Reading to Learn and Writing to Teach: Literacy Strategies for Online Writing Instruction
by Beth L. Hewett, 2015

Part One: OWI and Literacy Needs

Neither age nor learning style accounts for the complexities that digital technology brings to the classroom and how such technology affects students. It helps to consider students in relation to the digital age in which we currently live. (2015, p. 21)

The Students

Hewett faced a difficult challenge in writing this book—recognizing the incredible diversity of students, teachers, institutions, technologies, and potential future changes to each of these while also generalizing enough about them to be able to write a meaningful and generally helpful book for her diverse audience: educators new to an online milieu or veteran digital educators.
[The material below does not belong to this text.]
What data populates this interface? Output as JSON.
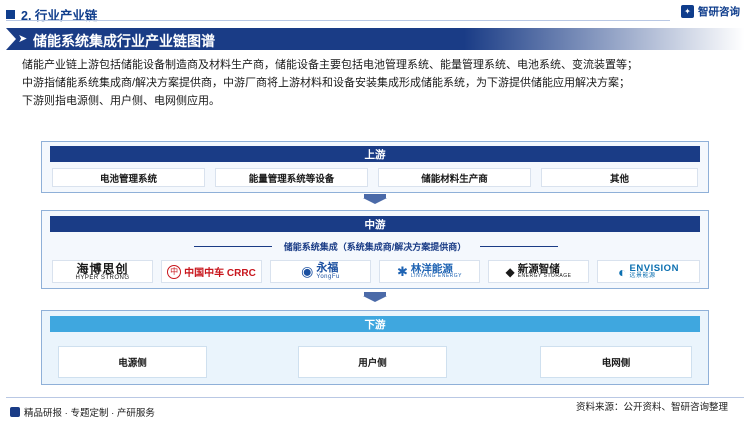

She acknowledged that "generalizations always fail to capture the uniqueness of students, potentially creating caricatures of the thinking and feeling people who inhabit our classes"; still, she continues by defending the use of generalizations: "yet, they are useful in discerning what students need from educators in an OWI setting" (p. 21). I found her direct handling of the struggle against but reliance on generalizations not to be a cop-out for cutting corners or drawing easy conclusions—part one was rife with nuanced thinking about who students are, how the digital affects them, what reading is, and practical considerations for how to teach in light of all of that.

Particularly helpful concepts included her pushback against the idea of the digital native: "We must respect that being born to digital technology does not equal enjoyment of, comfort with, or preference for it" (p. 26). She also theorized difference in maturity between students as "pedagogy" (literally derived from the Greek for "leading the child") for those reliant on teachers, "andragogy" for those independent students reliant on their own experience and needs, and an in-between "adolegogy" as a midpoint between the two (p. 18). Multitasking and the brain science behind it was also a factor she addressed: "Researchers have indicated that multitaskers make up to 50 percent more errors and take up to 50 percent longer to complete a task than nonmultitaskers (Medina, 2008, p. 87)" (p. 30). Throughout her treatment of student categorization, Hewett tried to bring more nuance to how we think and talk about students, rejecting "traditional" and "nontraditional" and claiming that "all OWI students [are] generally nontraditional" (p. 24).

screenshot with gray background, header text, image of smiling male face, and partially readable introuction text
Figure 4. Screenshot of Richard Samuelson's "Get-to-know-you" post, as Beth Hewett recommends. Text shows enthusiasm ("I'm excited for this class"), introduces the teacher (e.g., that he's a PhD student at Idaho State University), and provides "two truths and a lie": 1) "I came within 30–40 feet of a big bull moose this summer"; 2) "I made my own board game which I'm going to enter into a competition"; 3) "I'm actually Richard Samuelson the third, since I have my father's and grandfather's name."

Hewett's dilemma of talking about students in generalities yet creating personal connections with them is one that online teachers struggle to negotiate. The screenshot to the left is my entry in a get-to-know-you game I do with my students, yet by requiring students to be able to post images like this I worry that now I've assumed my students are digital natives, which Hewett also warns about.

The Science of Reading

Hewett brought a similar nuance to her discussion of reading, starting with the difficulty of even understanding what reading is. She drew on linguistic definitions of reading as involving phonological, orthographic, semantic/pragmatic, syntactic, and morphological elements; a "Textbase" and "Situation" model of deep and shallow reading; "The Brain on Text," a section about brain plasticity that notes, "while the brain is hardwired for many things, reading is not one of them" (p. 54); how the brain progressed from decoding to fluency to expert reading; eye/brain relations in saccades, fixations, and regressions; and finally reading as hard work: "Teachers of reading and writing…need to give up control of what they consider to be a good reading to accept instead a good enough reading" (p. 71). She concluded part one with a large section on the importance of access (including a 12-item bullet list about what teachers can do to help students) and practical considerations for teaching reading, including the value but danger of the cognitive disruption inherent in a text-rich online environment, bullet lists of possible exercise types/administrative and institutional concerns/tips for making online teaching time-efficient/best practices for cooperative work. Her short, concise focus on what's useful sets the stage for the next part of her book, which has a similar feel.

Back to Overview Continue to Part Two: Reading to Learn